November 6, 2012turned out not to be a good day for those of us who believe in maintaining the natural definition of marriage as the union of one man and one woman. The pro-family movements 32-state winning streak in state-wide ballot measures dealing with marriage was broken by narrow defeats in all four states considering the issue. An amendment to define marriage as the union of one man and one woman (such as those already adopted in thirty states) fell short in Minnesota, voters in Maryland and Washington gave approval to legislative bills to legalize same-sex marriage, and the electorate in Maine legalized same-sex marriage by voter initiative.

Advocates of homosexual marriage will celebrate the outcome in these states as a breakthrough indicating momentum in support of redefining our most fundamental social institution. The irony, however, is that their narrow margin of victory in these four relatively liberal states may provide evidence that a solid majority of Americans nationwide still opposes same-sex marriage.

How can that be? The answer is simple. In a year in which the losing candidate for president, Republican Mitt Romney, won 48 percent of the popular vote nationwide, the one-man-one-woman marriage position strongly outpolled Romney in all four states where the marriage issue was on the ballot.

Here are the results from the states (updated through November 20), comparing the results for the more liberal position on marriage (support for same-sex marriage) with the more liberal presidential candidate (President Obama), and the more conservative position (support for one-man-one-woman marriage) with the more conservative candidate (Romney):

Maine

Question 1 (legalize same-sex marriage)

Yes 52.59% (Obama 56.37%)

No 47.41% (Romney 41.17%)

 

Maryland

Question 6 (legalize same-sex marriage)

For 52.4% (Obama 62.0%)

Against 47.6% (Romney 35.9%)

 

Minnesota

Amendment 1 (define marriage as one man and one woman)

Yes 47.44% (Romney 44.96%)

No 51.19% (Obama 52.65%)

 

Washington

Referendum 74 (legalize same-sex marriage)

Approved 53.46% (Obama 55.98%)

Rejected 46.54% (Romney 41.51%)

 

The vote for natural marriage runs ahead of the vote for Romney in each of these states, by margins ranging from 2.48 percent in Minnesota to a whopping 11.7 percent in Maryland.

Adding the vote totals for all four states together, I came up with the following totals:

For same-sex marriage: 51.99% (for Obama 56.70%)

For natural 1M1W marriage: 47.18% (for Romney 40.95%)

Thus, in the four states combined, the pro-family position outpolled Romney by 6.2 percent.
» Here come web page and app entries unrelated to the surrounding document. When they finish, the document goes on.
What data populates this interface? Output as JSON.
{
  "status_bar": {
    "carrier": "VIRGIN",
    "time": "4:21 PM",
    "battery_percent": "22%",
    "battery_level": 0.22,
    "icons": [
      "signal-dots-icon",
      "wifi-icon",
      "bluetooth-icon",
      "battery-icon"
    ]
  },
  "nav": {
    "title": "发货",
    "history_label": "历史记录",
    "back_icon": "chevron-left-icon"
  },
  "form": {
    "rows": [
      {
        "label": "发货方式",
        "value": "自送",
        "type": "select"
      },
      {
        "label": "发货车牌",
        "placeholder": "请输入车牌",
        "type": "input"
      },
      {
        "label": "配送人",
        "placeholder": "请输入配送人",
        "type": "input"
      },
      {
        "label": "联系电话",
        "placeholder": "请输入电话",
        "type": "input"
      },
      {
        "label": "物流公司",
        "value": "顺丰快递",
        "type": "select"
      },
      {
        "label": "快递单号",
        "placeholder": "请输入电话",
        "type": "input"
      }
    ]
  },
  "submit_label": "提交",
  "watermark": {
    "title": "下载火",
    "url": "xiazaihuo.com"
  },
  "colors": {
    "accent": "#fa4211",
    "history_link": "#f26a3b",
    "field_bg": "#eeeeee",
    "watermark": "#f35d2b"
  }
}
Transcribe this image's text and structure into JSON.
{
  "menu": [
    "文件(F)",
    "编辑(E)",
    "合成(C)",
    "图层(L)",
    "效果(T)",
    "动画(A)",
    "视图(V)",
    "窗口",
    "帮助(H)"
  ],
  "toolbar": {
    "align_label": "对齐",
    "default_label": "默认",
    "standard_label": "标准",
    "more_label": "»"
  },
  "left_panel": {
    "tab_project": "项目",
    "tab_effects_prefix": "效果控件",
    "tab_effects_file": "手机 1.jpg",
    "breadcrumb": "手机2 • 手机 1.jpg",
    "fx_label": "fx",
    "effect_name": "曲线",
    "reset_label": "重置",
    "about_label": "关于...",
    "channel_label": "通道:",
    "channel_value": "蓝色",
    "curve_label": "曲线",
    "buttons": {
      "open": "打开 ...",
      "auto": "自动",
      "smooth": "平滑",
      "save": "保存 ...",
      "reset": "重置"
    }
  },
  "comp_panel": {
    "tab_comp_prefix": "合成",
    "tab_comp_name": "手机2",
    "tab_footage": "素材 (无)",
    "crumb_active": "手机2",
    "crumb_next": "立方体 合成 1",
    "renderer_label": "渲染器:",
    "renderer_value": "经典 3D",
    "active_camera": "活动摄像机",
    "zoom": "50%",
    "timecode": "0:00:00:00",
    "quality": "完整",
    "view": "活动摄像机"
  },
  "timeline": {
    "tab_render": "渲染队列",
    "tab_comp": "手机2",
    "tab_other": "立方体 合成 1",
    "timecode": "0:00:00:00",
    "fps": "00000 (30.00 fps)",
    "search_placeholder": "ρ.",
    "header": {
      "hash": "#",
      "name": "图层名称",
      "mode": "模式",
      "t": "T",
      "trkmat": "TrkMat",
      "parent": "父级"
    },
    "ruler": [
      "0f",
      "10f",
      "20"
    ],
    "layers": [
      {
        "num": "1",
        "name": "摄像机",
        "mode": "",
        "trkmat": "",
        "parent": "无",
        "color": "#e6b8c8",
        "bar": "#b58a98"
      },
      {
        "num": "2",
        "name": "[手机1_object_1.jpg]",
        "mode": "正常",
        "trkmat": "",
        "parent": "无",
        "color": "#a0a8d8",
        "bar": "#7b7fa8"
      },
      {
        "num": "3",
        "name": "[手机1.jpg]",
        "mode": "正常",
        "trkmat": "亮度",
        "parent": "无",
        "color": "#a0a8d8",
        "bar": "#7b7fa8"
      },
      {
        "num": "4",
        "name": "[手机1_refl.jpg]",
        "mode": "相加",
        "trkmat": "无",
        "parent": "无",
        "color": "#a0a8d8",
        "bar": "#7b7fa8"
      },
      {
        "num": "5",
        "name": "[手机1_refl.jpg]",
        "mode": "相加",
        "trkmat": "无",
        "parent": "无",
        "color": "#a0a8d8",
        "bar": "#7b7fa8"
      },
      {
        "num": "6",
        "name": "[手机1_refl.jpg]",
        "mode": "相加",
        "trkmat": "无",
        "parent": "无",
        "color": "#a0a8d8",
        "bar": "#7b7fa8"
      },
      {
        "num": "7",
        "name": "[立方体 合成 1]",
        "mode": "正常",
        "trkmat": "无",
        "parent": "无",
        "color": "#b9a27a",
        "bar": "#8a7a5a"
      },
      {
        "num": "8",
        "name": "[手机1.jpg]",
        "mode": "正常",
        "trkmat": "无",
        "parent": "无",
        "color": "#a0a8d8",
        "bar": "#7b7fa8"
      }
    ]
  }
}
This certainly casts doubt on any theory that in order to be more successful at the polls, Republican candidates should move leftward on this issue.

It also, however, casts doubt upon the claims (from some recent public opinion polls) that a majority of Americans now support legalizing same-sex marriage. How do I calculate that? Well, in these four states, the vote in favor of homosexual marriage was only 91 percent as large as Obamas vote, while the vote to defend the natural marriage of a man and a woman was 114 percent of Romneys vote.

If we extrapolate those figures to the popular vote for Obama (50.8 percent) and Romney (47.6 percent) nationwide, we come up with an estimate that 54 percent of Americans would probably still vote to define marriage as the union of one man and one woman, while only 46 percent would vote to redefine it a solid margin of 8 percent. However, a post-election survey by the National Organization for Marriage, asking a straightforward question about the definition of marriage (free of the confusing and misleading ballot language found in states like Maryland), found that an even higher percentage of Americans, 60 percent, agree that marriage is between one man and one woman, while only 34 percent disagree.

As they have been doing ever since a Massachusetts court first redefined marriage nine years ago, advocates of homosexual marriage will undoubtedly trumpet that the tide has turned and momentum is on their side. However, with the score against them by 41-9 in state definitions of marriage, 31-4 in statewide ballot measures, and 60-34 percent in public opinion, the redefinition of marriage remains a long way from inevitable.